Exercise objective.
Count how many lines of the data include the string "ODBC", then say that number and stop.

Provided records.

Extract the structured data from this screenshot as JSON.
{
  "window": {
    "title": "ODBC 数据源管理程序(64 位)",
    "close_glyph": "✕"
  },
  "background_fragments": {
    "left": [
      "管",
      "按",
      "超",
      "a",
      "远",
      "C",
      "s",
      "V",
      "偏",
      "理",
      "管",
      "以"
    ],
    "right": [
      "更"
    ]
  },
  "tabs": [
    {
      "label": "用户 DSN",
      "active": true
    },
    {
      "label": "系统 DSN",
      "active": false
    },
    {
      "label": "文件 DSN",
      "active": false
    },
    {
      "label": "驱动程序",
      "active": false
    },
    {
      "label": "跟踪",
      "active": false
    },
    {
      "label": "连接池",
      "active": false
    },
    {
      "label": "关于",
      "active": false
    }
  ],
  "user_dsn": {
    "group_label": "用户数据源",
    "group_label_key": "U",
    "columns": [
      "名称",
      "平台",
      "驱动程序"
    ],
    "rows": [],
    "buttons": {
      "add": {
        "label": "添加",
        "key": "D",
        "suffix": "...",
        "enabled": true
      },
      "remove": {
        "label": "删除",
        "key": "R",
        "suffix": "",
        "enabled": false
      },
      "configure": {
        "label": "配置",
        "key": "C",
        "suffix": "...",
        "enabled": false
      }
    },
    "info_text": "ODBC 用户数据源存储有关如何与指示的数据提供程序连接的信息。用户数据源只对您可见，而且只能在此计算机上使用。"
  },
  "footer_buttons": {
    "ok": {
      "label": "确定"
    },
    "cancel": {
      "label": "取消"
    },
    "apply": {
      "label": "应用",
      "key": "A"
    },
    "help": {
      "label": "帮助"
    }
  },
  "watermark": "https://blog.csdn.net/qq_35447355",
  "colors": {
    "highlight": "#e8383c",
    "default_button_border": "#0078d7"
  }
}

Task answer.
2